Investment researcher Jefferies also has high hopes for the new combination as it and traditional manufacturers try to grapple with the challenge of new technology.
“We remain supportive of Stellantis as a blueprint for legacy (manufacturers) to remain relevant in an industry undergoing fundamental transformation. Both parties have demonstrated above industry-average operating and capital-allocation skills,” Jefferies analyst Philippe Houchois said.
“Key strategic priorities in our view remain 1) Brand portfolio given the mix of mostly regional brands with core franchise strength but relatively low premium exposure, 2) China requiring an innovative approach and 3) Electrification moving from reluctant to fast follower and vertical integration. First indications on governance are positive with a slim and independent Board. We remain convinced that the pace at which (manufacturers) address legacy issues matters as much if not more than investing in EVs (electric vehicles),” Houchois said in a report.
Data and analytics company GlobalData said China is the key to Stellantis success.
“Most pressing is the group’s weakness in China – the world’s largest car market and a vital growth engine for any international auto player. Despite continued efforts from both partners, neither has been able to establish a strong sales base in the country or capture the market’s imagination with a stand-out model,” Mike Vousden, GlobalData automotive analyst, said.
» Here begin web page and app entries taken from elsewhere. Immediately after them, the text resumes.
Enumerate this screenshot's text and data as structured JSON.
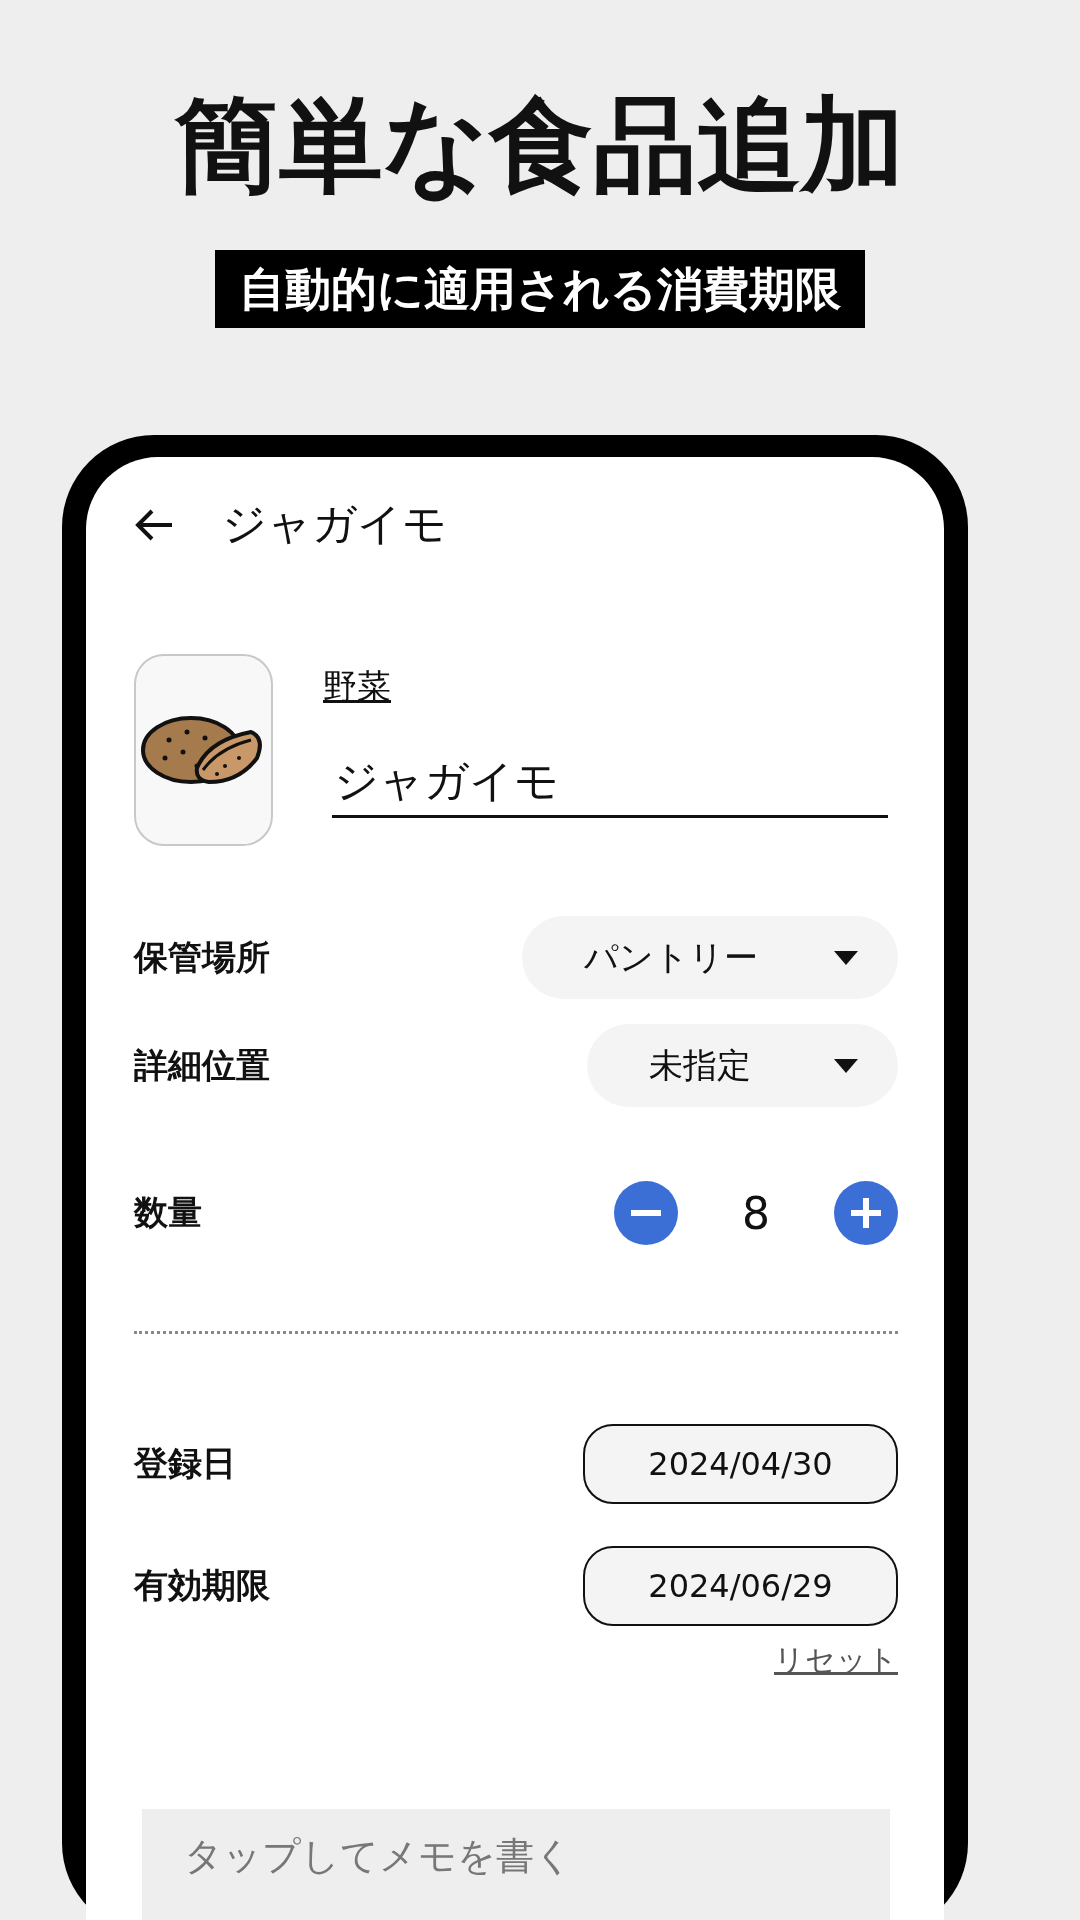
{
  "headline": "簡単な食品追加",
  "subheadline": "自動的に適用される消費期限",
  "screen": {
    "title": "ジャガイモ",
    "item": {
      "category": "野菜",
      "name": "ジャガイモ"
    },
    "selects": [
      {
        "label": "保管場所",
        "value": "パントリー"
      },
      {
        "label": "詳細位置",
        "value": "未指定"
      }
    ],
    "quantity": {
      "label": "数量",
      "value": "8"
    },
    "dates": [
      {
        "label": "登録日",
        "value": "2024/04/30"
      },
      {
        "label": "有効期限",
        "value": "2024/06/29"
      }
    ],
    "reset_link": "リセット",
    "memo": {
      "placeholder": "タップしてメモを書く"
    }
  }
}
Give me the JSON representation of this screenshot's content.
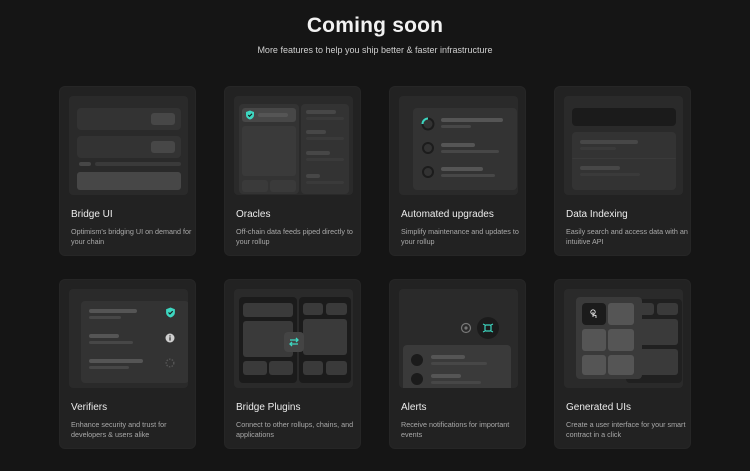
{
  "header": {
    "title": "Coming soon",
    "subtitle": "More features to help you ship better & faster infrastructure"
  },
  "colors": {
    "accent": "#3dd6c0",
    "background": "#151515",
    "card": "#222222"
  },
  "features": [
    {
      "name": "Bridge UI",
      "description": "Optimism's bridging UI on demand for your chain"
    },
    {
      "name": "Oracles",
      "description": "Off-chain data feeds piped directly to your rollup"
    },
    {
      "name": "Automated upgrades",
      "description": "Simplify maintenance and updates to your rollup"
    },
    {
      "name": "Data Indexing",
      "description": "Easily search and access data with an intuitive API"
    },
    {
      "name": "Verifiers",
      "description": "Enhance security and trust for developers & users alike"
    },
    {
      "name": "Bridge Plugins",
      "description": "Connect to other rollups, chains, and applications"
    },
    {
      "name": "Alerts",
      "description": "Receive notifications for important events"
    },
    {
      "name": "Generated UIs",
      "description": "Create a user interface for your smart contract in a click"
    }
  ]
}
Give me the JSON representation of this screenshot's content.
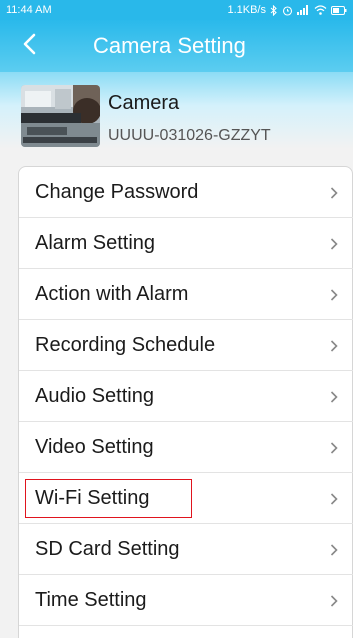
{
  "status_bar": {
    "time": "11:44 AM",
    "network_speed": "1.1KB/s",
    "icons": [
      "bluetooth-icon",
      "alarm-icon",
      "signal-icon",
      "wifi-icon",
      "battery-icon"
    ]
  },
  "header": {
    "title": "Camera Setting",
    "back_icon": "chevron-left-icon"
  },
  "camera": {
    "name": "Camera",
    "uid": "UUUU-031026-GZZYT"
  },
  "menu": {
    "items": [
      {
        "label": "Change Password"
      },
      {
        "label": "Alarm Setting"
      },
      {
        "label": "Action with Alarm"
      },
      {
        "label": "Recording Schedule"
      },
      {
        "label": "Audio Setting"
      },
      {
        "label": "Video Setting"
      },
      {
        "label": "Wi-Fi Setting",
        "highlighted": true
      },
      {
        "label": "SD Card Setting"
      },
      {
        "label": "Time Setting"
      }
    ],
    "chevron_icon": "chevron-right-icon"
  },
  "colors": {
    "header": "#29b8ea",
    "highlight": "#e0141e",
    "text": "#1b1b1b",
    "subtext": "#555555"
  }
}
“Industry estimates put both PSA and FCA’s capacity utilization in Asia-Pacific at just 8%, with most of that capacity concentrated in China. However, the Stellantis merger gives them a better chance at success than as separate competitors. Sharing rebranding costs, along with production facilities and distribution networks will spread the financial burden more widely across the newly formed group, reducing the risk to both parties and increasing the chances of gaining a foothold in the world’s most important vehicle market,” Vousden said.
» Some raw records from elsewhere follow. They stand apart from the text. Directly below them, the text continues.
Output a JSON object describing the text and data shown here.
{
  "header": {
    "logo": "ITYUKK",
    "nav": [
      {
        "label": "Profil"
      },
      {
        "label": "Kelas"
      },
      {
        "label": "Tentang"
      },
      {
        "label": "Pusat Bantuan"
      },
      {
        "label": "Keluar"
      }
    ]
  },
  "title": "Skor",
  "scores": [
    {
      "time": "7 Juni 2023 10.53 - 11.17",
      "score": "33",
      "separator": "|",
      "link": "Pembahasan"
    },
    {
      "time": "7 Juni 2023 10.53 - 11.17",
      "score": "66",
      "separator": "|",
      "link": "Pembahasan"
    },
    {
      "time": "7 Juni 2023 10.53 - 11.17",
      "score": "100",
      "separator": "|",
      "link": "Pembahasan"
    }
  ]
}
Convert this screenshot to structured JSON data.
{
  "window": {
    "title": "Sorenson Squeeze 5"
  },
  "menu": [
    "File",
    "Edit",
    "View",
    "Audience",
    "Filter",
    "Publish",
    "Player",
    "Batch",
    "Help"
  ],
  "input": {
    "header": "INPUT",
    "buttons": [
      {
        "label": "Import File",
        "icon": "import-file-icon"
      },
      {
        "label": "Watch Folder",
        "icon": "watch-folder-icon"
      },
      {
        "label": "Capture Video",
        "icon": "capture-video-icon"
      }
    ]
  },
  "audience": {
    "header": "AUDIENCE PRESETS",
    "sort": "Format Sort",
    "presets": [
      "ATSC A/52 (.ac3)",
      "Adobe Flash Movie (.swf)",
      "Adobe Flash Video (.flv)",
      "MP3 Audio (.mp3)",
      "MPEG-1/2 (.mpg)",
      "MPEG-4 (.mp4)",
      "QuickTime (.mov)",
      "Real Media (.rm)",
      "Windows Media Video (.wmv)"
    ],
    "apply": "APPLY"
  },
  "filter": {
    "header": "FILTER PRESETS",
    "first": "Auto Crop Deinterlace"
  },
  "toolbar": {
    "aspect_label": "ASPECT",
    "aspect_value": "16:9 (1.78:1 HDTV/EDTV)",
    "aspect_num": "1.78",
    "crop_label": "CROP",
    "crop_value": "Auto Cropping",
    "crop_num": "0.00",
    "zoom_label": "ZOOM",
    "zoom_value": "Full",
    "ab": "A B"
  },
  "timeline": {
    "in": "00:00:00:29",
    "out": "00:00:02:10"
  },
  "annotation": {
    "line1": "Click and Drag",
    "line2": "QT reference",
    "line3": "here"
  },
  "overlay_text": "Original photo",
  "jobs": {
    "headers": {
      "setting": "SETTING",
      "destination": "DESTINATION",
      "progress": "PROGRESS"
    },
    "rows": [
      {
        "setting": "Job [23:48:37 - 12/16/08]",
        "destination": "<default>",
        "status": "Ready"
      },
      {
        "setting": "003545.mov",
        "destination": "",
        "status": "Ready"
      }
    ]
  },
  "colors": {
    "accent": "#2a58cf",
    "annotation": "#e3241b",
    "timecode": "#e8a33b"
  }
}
Groupe PSA and FCA are expected to complete their merger January 16.
Stellantis will be domiciled in the Netherlands.